Looking forward, it is our responsibility to continue to build up the parish towards the celebration of its centenary in ten years’ time and beyond. The lives of our families, our schools and our church need to find new ways of sharing the hope which in our heart with others. We know the promise of the Gospel that Jesus has risen from the dead, he has saved us, and continues to walk with each one of us. The synodal process initiated by Pope Francis invites us to share our faith with others and reach out to those in need and the poor. 

In this part of London with its rich diversity of people, there is an invitation from Pope Francis to find ways of building relationships with other Christians, with people of other religions and none. Recently the Dicastery for Interreligious Dialogue published its letter of greeting to Hindus for Deepavali, Christians and Hindus: Together promoting conviviality and co-responsibility 2022. They recognised that ‘tensions, conflicts and violence in different parts of the world on the basis of religious, cultural, ethnic, racial and linguistic identities and supremacies - oft fuelled by competitive, populist and expansionist politics, as also by majoritarian and minoritarian movements and blatant misuse of social media - are a cause of concern to all of us, since they grossly affect the fraternal and peaceful co-existence in society.’ 

To counter this, they affirmed that ‘Christians and Hindus, can together promote conviviality and co-responsibility for the good of each and everyone.’ This means finding ways of living together in harmony, working in solidarity to build the common good and to care for one another and the good of God’s gift of creation. They continue, ‘It is built on a daily basis, through personal encounters and dialogue, in mutual listening and learning, with patience and perseverance, and with the conviction that “Life exists where there is bonding, communion, fraternity” (Pope Francis, Encyclical Letter Fratelli Tutti - On Fraternity and Social Friendship, 2020, no.87)'.  

I thank all those people who help to build up the life of the parish, are involved in the groups I read about in the newsletter and generous in many ways for the good of the parish.
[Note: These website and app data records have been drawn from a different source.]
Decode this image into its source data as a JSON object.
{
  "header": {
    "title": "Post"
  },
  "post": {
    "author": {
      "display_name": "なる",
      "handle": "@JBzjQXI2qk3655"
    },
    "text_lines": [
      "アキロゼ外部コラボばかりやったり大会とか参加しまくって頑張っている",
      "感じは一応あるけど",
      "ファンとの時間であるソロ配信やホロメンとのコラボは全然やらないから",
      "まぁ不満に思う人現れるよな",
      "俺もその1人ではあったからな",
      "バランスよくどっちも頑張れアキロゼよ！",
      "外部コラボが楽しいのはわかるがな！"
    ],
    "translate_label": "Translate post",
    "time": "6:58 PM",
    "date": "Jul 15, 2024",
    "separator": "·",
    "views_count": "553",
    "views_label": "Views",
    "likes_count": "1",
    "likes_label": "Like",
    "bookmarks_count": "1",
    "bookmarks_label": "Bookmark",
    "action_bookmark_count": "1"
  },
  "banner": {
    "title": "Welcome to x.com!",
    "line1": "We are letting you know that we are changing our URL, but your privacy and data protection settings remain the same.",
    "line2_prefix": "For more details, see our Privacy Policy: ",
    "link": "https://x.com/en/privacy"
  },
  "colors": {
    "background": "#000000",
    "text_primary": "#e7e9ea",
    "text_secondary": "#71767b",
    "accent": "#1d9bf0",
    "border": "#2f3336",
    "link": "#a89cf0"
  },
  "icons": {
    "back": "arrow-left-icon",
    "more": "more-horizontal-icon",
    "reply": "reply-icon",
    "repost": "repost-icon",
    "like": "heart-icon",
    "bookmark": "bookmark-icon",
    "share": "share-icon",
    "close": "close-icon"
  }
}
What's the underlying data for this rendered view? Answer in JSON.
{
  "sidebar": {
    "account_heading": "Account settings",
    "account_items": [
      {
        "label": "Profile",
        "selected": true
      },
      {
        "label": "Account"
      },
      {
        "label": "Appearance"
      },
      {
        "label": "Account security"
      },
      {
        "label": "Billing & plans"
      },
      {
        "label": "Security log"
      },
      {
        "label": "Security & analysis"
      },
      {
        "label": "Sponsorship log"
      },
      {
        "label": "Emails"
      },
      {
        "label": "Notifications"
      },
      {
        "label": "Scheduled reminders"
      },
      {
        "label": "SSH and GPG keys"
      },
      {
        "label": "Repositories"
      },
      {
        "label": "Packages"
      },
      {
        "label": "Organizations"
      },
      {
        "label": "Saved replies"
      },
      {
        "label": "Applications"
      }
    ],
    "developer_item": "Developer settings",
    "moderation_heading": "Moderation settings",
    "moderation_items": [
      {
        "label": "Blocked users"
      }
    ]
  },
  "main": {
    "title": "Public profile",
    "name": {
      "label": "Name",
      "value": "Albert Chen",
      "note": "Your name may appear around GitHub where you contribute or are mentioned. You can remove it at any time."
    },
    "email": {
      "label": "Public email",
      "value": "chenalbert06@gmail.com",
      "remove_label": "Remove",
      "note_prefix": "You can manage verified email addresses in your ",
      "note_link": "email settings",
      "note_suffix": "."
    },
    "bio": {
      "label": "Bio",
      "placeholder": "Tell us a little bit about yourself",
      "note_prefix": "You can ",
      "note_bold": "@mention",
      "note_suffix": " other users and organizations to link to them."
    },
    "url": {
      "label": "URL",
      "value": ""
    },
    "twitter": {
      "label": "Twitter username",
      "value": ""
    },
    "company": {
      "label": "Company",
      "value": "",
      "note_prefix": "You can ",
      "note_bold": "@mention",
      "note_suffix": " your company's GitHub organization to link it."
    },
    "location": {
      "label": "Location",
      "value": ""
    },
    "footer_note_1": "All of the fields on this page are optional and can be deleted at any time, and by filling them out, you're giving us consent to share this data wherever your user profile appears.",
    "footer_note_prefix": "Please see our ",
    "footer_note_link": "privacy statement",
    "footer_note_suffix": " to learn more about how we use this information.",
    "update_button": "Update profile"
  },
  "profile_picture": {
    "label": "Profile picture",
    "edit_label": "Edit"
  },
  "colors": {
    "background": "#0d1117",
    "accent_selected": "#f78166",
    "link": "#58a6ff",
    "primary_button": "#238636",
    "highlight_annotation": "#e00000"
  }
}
I thank Fr Hector Rouco and the former priests for their leadership as parish priests.

May all the saints pray for us.

Bishop John Sherrington

Photo: The Attainment; Vision of the Holy Grail to Sir Galahad, Sir Bors and Sir Percival by Edward Burne-Jones (Bishop John Sherrington)